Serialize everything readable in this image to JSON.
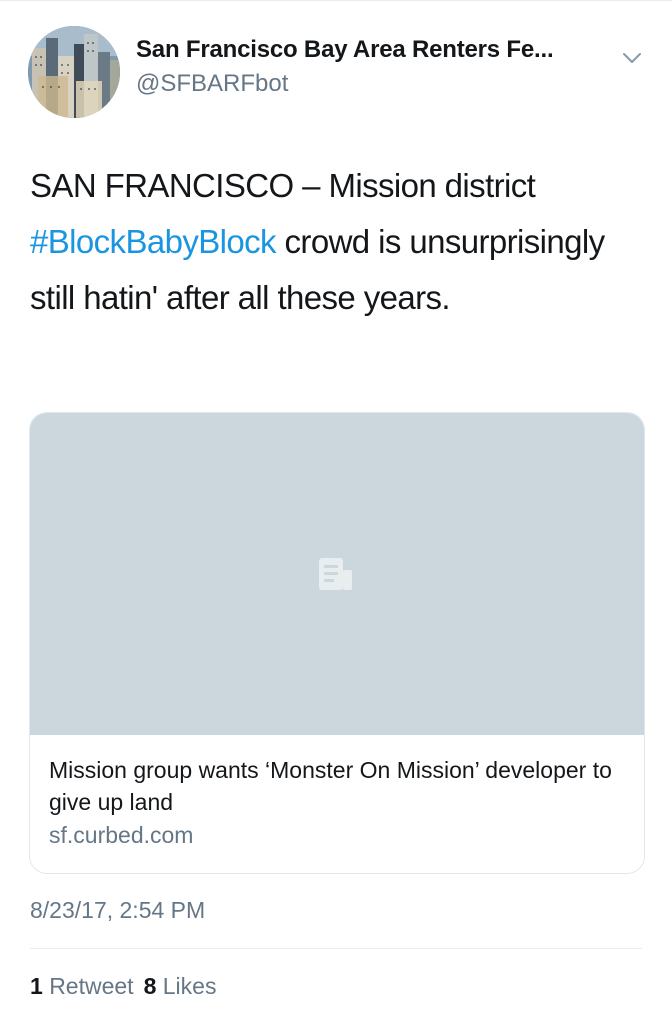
{
  "author": {
    "display_name": "San Francisco Bay Area Renters Fe...",
    "handle": "@SFBARFbot"
  },
  "icons": {
    "menu": "chevron-down-icon",
    "card_placeholder": "document-icon"
  },
  "tweet": {
    "text_part1": "SAN FRANCISCO – Mission district ",
    "hashtag": "#BlockBabyBlock",
    "text_part2": " crowd is unsurprisingly still hatin' after all these years."
  },
  "card": {
    "title": "Mission group wants ‘Monster On Mission’ developer to give up land",
    "domain": "sf.curbed.com"
  },
  "timestamp": "8/23/17, 2:54 PM",
  "stats": {
    "retweets_count": "1",
    "retweets_label": "Retweet",
    "likes_count": "8",
    "likes_label": "Likes"
  },
  "colors": {
    "link": "#1b95e0",
    "secondary_text": "#657786",
    "card_placeholder_bg": "#ccd6dd"
  }
}
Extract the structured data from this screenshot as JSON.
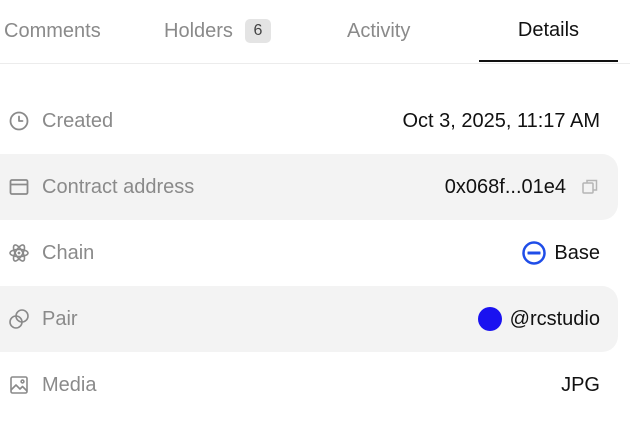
{
  "tabs": {
    "comments": "Comments",
    "holders": "Holders",
    "holders_count": "6",
    "activity": "Activity",
    "details": "Details",
    "active": "Details"
  },
  "details": {
    "created_label": "Created",
    "created_value": "Oct 3, 2025, 11:17 AM",
    "contract_label": "Contract address",
    "contract_value": "0x068f...01e4",
    "chain_label": "Chain",
    "chain_value": "Base",
    "pair_label": "Pair",
    "pair_value": "@rcstudio",
    "media_label": "Media",
    "media_value": "JPG"
  },
  "colors": {
    "chain_base": "#1f4de8",
    "pair_avatar": "#1a12f0",
    "shaded_row": "#f3f3f3"
  },
  "icons": {
    "created": "clock-icon",
    "contract": "contract-card-icon",
    "chain": "atom-icon",
    "pair": "linked-circles-icon",
    "media": "image-icon",
    "copy": "copy-icon"
  }
}
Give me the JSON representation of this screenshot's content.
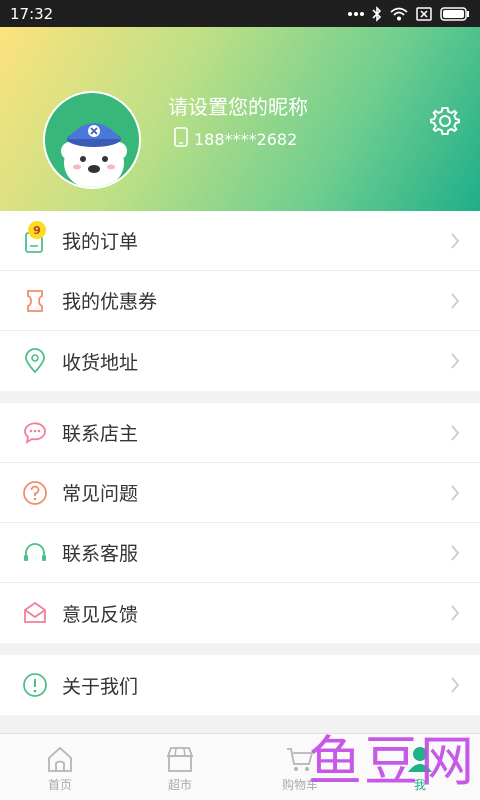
{
  "status_bar": {
    "time": "17:32"
  },
  "profile": {
    "nickname": "请设置您的昵称",
    "phone": "188****2682"
  },
  "menu_group_1": [
    {
      "label": "我的订单",
      "icon": "order-icon",
      "badge": "9"
    },
    {
      "label": "我的优惠券",
      "icon": "coupon-icon"
    },
    {
      "label": "收货地址",
      "icon": "location-icon"
    }
  ],
  "menu_group_2": [
    {
      "label": "联系店主",
      "icon": "chat-icon"
    },
    {
      "label": "常见问题",
      "icon": "question-icon"
    },
    {
      "label": "联系客服",
      "icon": "headset-icon"
    },
    {
      "label": "意见反馈",
      "icon": "envelope-icon"
    }
  ],
  "menu_group_3": [
    {
      "label": "关于我们",
      "icon": "info-icon"
    }
  ],
  "tabbar": [
    {
      "label": "首页",
      "icon": "home-icon"
    },
    {
      "label": "超市",
      "icon": "store-icon"
    },
    {
      "label": "购物车",
      "icon": "cart-icon"
    },
    {
      "label": "我",
      "icon": "person-icon",
      "active": true
    }
  ],
  "watermark": "鱼豆网",
  "colors": {
    "accent": "#20b189",
    "badge": "#fbdc23",
    "header_start": "#fde27d",
    "header_end": "#1fae8a"
  }
}
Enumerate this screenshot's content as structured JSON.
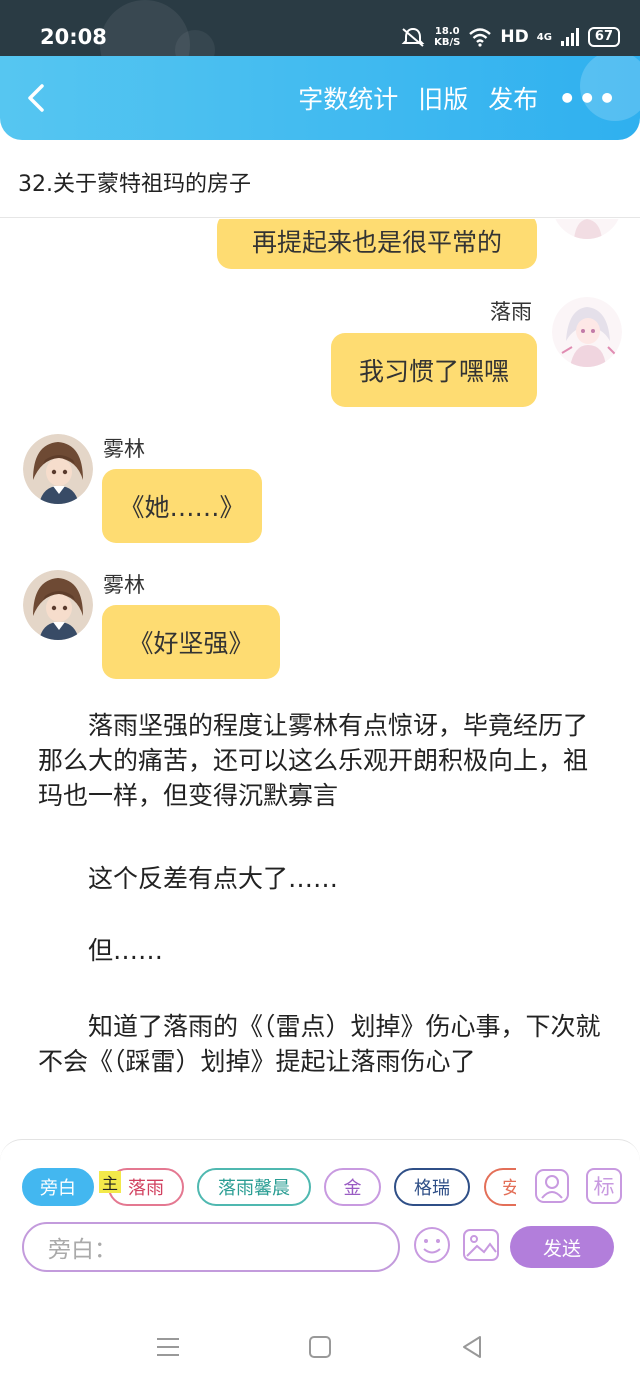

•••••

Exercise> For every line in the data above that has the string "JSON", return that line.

Task output>
Serialize everything readable in this image to JSON.
Extract the structured data from this screenshot as JSON.
Give me the JSON representation of this screenshot's content.
Enumerate this screenshot's content as structured JSON.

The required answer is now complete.